In 1974, Cruces moved to Chico after being hired as a full-time restorer by a wealthy rice farmer and private collector. He soon began to run his own full-blown body shop at 1420 Locust with 12 full-time employees. Since then, he has worked on classic cars, antique motorcycles and scooters, the occasional rare plane—and even restored a 1910 horse-drawn fire engine steamer for the Chico Fire Department that is often featured in local parades.

“I moved here and started to love Chico. It was great for my family,” he explained.

Besides being an avid hunter—mounted trophy heads line his shop, including a 1974 national-best 20-odd-point caribou—Cruces loves working with mechanics, no matter how small the project. With both his children raised in Chico, it’s made him a popular family figure at times.

“I now have two beautiful little granddaughters, Lana and Mattie. They love rides, so I made them a big, electric, belt-driven merry-go-round with four rides just from parts around the shop. … I may look more into that line of work. I’m a popular guy at all the kids’ parties.”

When asked what has fueled his passion for car restoration for nearly a half-century, Cruces rubbed his chin.

“I always loved the competition and bringing cars back to life,” he answered. “You go back to your school days. What I like about old cars is that I used to be able to look at every individual car on the road and tell you the make, model and year. Nowadays there are all these different cars I couldn’t tell apart. They run great but are made of cheap plastic and just don’t last. There’s no chrome anymore, no all-steel grills. In the old days, the cars were more ornate and individual. … You can feel the history when working on some of these cars.”

Of course, security is always an issue with such expensive cars, and Cruces says his insurance rates have always been high. But his current shop is well secured with accordion steel gates (floor to ceiling), and the high insurance has never slowed him down.

Cruces’ dream car since high school has been a ‘51 Mercury convertible, and he is currently working on restoring one.
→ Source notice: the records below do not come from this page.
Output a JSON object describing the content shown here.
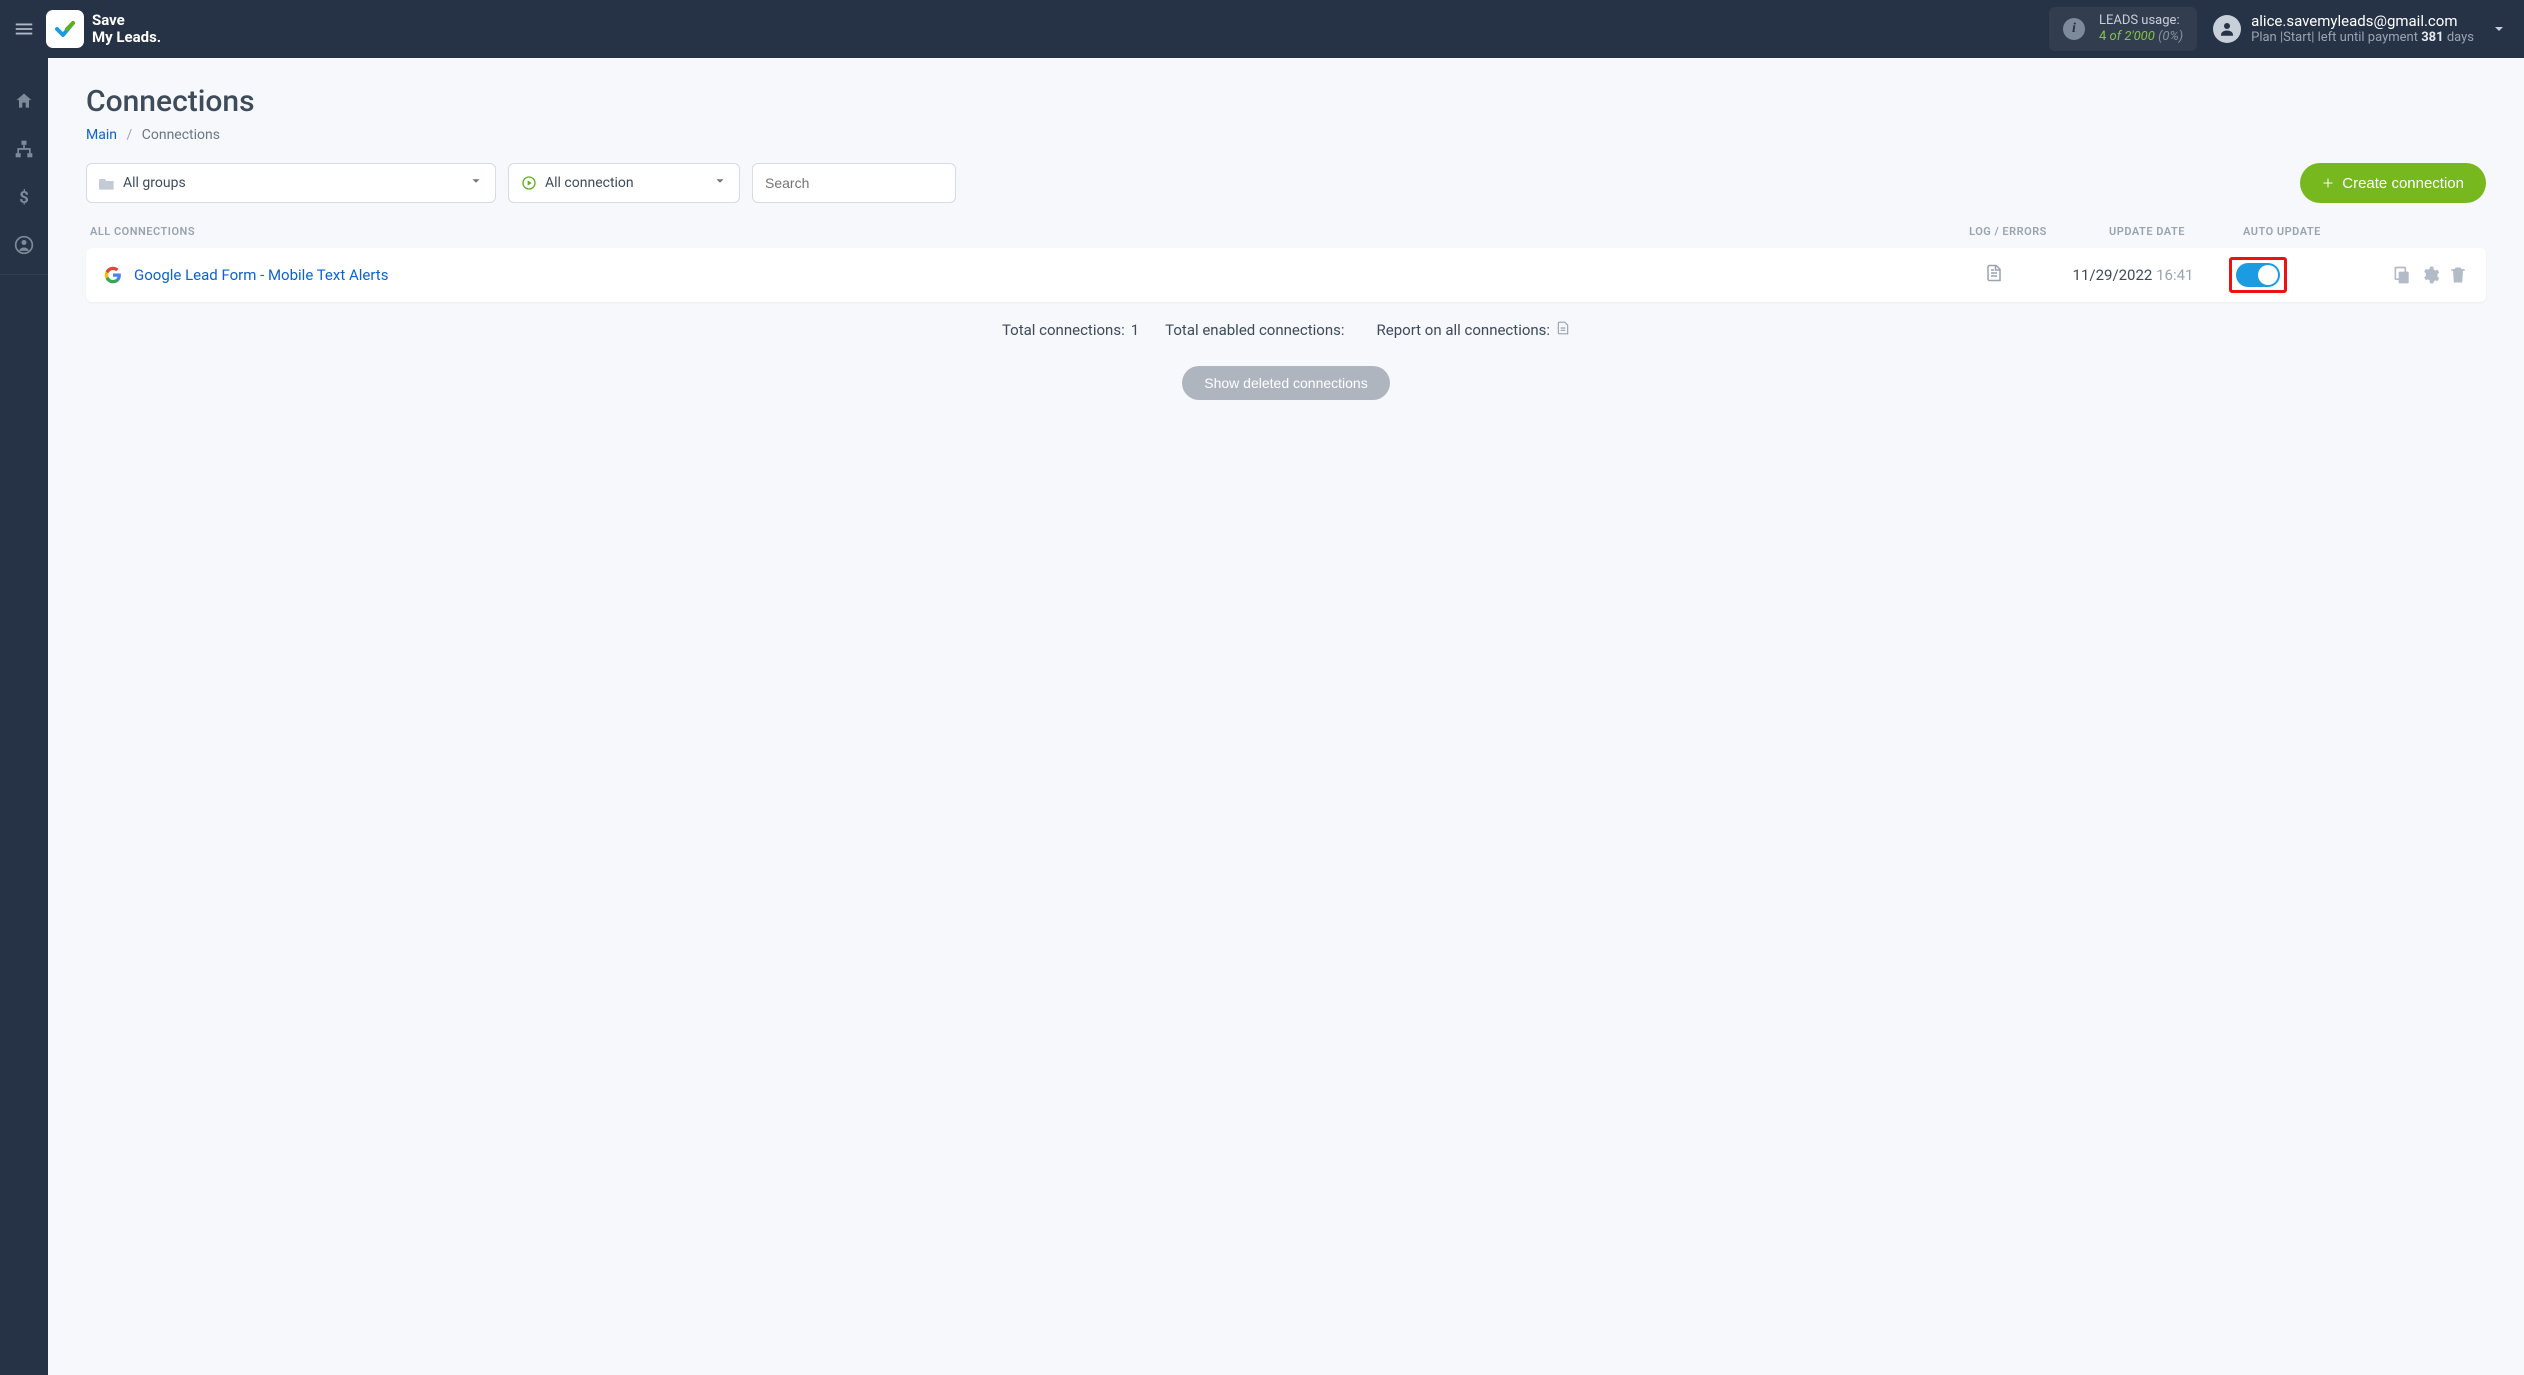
{
  "brand": {
    "line1": "Save",
    "line2": "My Leads."
  },
  "usage": {
    "title": "LEADS usage:",
    "value": "4",
    "of_word": "of",
    "limit": "2'000",
    "percent": "(0%)"
  },
  "account": {
    "email": "alice.savemyleads@gmail.com",
    "plan_label": "Plan",
    "plan_name": "Start",
    "left_prefix": "left until payment",
    "days_value": "381",
    "days_word": "days"
  },
  "page": {
    "title": "Connections",
    "breadcrumb_main": "Main",
    "breadcrumb_current": "Connections"
  },
  "filters": {
    "groups_label": "All groups",
    "status_label": "All connection",
    "search_placeholder": "Search"
  },
  "actions": {
    "create": "Create connection",
    "show_deleted": "Show deleted connections"
  },
  "table": {
    "headers": {
      "all": "ALL CONNECTIONS",
      "log": "LOG / ERRORS",
      "date": "UPDATE DATE",
      "auto": "AUTO UPDATE"
    },
    "rows": [
      {
        "name": "Google Lead Form - Mobile Text Alerts",
        "date": "11/29/2022",
        "time": "16:41",
        "auto_update": true
      }
    ]
  },
  "summary": {
    "total_label": "Total connections:",
    "total_value": "1",
    "enabled_label": "Total enabled connections:",
    "enabled_value": "",
    "report_label": "Report on all connections:"
  }
}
When he does a restoration job, he goes all out and totally strips everything, from the chrome to the upholstery if necessary.

“The crucial thing about restoration is to make sure it’s the absolute original,” he explained. “The car has to be identical to the original model; you do the research, and you make the parts if you have to—but you couldn’t, say, put a fiberglass fender on a car when it’s supposed to be metal.”

Five years ago, he moved all his restoration work downtown and centralized his showroom and garage operations on Main Street, where he spends his retirement working solo on classic cars. Though he operates a consignment option for other owners, Cruces says he still takes on occasional clientele as long as the owners are “looking for quality work on classic cars” but generally deals only with sales and pet projects. The only new cars he works on are those made by Porsche, Corvette and Mercedes.

Most days, he answers numerous phone calls from owners looking for rare parts, as well as people trying to get rid of antique vehicles they’ve inherited from their parents. Cruces still offers his professional appraisal service, and there’s also quite a bit of foot traffic.

“I get about 40 to 50 people a day in here,” he said. “A lot of times, adults bring their parents, and older people will just be amazed at how much these antique cars are sold for after restoration. They remember getting rid of it for 50 bucks!”

But, bottom line, it’s always been fundamentally about the love—and you can still see the sparkle of a young man’s enthusiasm in Cruces’ eyes when he talks about cars.

“I still get charged up 100 percent,” he said. “Whenever I run into a problem with one car, I have another waiting to go … and this turned out to be a good place to be—lots of car enthusiasts and clubs. Chico is a good little car town.”

Cruces added that, in retirement, he is just as excited as the first day he ever began restoring cars back in 1949.

“As long as my health holds out, I’ll probably do this till the day I die."